### ACTION ITEM
Could you report every line from the entries that includes the word "odpowiedział"?

### LISTED RECORDS
********

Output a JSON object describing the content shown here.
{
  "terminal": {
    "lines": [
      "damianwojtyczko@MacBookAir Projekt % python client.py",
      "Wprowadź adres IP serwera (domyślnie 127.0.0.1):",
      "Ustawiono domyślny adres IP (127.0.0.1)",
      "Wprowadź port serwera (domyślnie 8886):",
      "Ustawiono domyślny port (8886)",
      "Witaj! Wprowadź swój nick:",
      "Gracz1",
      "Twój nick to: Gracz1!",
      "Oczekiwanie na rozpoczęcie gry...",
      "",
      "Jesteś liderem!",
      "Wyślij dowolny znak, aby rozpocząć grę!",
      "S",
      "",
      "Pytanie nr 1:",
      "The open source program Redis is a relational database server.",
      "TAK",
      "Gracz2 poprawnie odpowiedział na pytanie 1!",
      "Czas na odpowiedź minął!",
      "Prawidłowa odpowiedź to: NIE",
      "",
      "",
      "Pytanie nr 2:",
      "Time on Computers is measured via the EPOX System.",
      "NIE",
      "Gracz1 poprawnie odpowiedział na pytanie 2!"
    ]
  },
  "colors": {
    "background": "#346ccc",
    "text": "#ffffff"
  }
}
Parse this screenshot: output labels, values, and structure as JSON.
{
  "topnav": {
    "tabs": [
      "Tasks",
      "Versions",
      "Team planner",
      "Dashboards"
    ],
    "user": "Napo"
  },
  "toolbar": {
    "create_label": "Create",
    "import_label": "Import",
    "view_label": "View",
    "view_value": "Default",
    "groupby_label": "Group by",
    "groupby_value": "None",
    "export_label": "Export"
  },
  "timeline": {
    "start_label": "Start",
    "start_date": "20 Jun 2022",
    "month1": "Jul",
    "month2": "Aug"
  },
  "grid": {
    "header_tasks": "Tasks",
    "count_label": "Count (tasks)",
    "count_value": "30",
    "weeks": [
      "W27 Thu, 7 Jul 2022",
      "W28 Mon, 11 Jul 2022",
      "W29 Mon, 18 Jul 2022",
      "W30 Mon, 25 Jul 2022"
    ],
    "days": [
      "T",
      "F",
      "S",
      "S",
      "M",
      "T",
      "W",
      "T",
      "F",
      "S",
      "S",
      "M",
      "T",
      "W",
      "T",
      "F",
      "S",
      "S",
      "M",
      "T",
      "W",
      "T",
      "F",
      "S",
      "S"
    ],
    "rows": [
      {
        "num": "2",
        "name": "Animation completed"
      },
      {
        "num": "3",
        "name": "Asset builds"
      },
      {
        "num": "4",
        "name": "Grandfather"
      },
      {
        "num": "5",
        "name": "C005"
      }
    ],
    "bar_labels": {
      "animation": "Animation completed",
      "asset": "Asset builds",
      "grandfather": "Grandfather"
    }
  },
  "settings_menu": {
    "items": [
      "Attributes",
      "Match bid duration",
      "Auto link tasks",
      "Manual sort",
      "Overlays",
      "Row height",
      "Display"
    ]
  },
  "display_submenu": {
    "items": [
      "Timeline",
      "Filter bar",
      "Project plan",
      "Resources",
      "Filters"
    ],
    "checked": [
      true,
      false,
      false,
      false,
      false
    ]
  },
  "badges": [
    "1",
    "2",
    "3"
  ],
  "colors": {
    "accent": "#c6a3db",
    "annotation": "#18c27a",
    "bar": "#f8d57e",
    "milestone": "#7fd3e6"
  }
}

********

### RESPONSE BOX
      "Gracz2 poprawnie odpowiedział na pytanie 1!",
      "Gracz1 poprawnie odpowiedział na pytanie 2!"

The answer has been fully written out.